Cowens selected a Candadian/Scandinavian timber frame construction method.This involved factory-built modular frames being assembled on to a prepared base then 'skinned' with stone faced concrete blocks - commercially known as 'Bradstone'. This resulted in houses which are very energy efficient.

Download the PDF file below to see detais of this construction technique.

Cowens sales brochure - click for full size image
Cowens sales brochure
Cowen's brochure description - page 1 - click for full size image
Cowen's brochure description - page 1
Cowen's brochure description - page 2 - click for full size image
Cowen's brochure description - page 2
Cowen's brochure price list - page 1 - click for full size image
Cowen's brochure price list - page 1

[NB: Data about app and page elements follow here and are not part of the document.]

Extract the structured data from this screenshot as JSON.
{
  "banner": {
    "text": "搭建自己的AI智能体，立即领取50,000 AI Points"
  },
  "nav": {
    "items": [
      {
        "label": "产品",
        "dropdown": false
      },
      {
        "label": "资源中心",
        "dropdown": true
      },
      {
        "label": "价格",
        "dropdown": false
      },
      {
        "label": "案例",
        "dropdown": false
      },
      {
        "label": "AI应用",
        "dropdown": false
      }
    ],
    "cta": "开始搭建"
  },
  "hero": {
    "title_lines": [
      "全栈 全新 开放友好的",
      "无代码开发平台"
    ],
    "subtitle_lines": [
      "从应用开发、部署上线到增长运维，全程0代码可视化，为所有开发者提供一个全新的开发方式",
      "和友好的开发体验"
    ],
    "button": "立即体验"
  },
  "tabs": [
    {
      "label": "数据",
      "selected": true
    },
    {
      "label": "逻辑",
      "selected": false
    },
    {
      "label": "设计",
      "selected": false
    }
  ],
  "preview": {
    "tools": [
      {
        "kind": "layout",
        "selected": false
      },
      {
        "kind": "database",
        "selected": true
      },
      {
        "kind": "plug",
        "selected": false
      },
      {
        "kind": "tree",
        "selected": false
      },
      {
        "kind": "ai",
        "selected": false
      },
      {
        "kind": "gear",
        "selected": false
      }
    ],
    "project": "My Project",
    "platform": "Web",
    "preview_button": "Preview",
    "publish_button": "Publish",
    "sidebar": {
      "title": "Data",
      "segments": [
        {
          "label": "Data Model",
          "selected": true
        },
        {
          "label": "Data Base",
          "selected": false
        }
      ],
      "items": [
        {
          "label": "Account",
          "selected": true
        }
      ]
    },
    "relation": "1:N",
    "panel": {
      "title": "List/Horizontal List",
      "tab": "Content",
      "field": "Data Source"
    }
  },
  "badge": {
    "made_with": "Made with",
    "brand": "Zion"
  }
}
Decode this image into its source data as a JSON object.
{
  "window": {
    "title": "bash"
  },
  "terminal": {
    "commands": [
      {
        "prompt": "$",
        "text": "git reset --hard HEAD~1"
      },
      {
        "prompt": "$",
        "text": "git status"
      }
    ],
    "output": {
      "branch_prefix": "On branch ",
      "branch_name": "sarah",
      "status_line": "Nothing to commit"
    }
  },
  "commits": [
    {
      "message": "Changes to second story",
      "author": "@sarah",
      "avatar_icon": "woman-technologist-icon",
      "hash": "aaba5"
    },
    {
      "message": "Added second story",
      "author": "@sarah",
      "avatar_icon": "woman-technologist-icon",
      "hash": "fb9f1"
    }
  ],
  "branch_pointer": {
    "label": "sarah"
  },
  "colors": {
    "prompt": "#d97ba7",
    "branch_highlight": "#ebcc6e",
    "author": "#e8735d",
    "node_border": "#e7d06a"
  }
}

Cowen's brochure price list - page 2 - click for full size image
Cowen's brochure price list - page 2
Cowens offered purchasers of some the building plots a choice in the type of house built, and some cases, its orientation. Designs were identified in a catalague of approved house types and a price list offered two alternative designs for some plots some of which may be seen below.
Type 6 - click for full size image
Type 6
Type 6a - click for full size image
Type 6a
Type 14a - click for full size image
Type 14a
Type 15 - click for full size image
Type 15
Type 16 - click for full size image
Type 16
Type B1 - click for full size image
Type B1
Type B8b - click for full size image
Type B8b
By 1984, 24 semi-detached houses and 26 detached houses had been built on the site, together with an expanse of public open space known as 'Brookfield Green'. No. 68, Brookfield Crescent, on Plot 25 was the last to be built and a modified Pembroke design was chosen by the purchasers. No 31, Brookfield Crescent is in fact two Type 6a semi-detched houses joined together as a detached when built and purchased by the Project Manager for Cowens at the time.
The Brookfield Development
View across Brookfield Green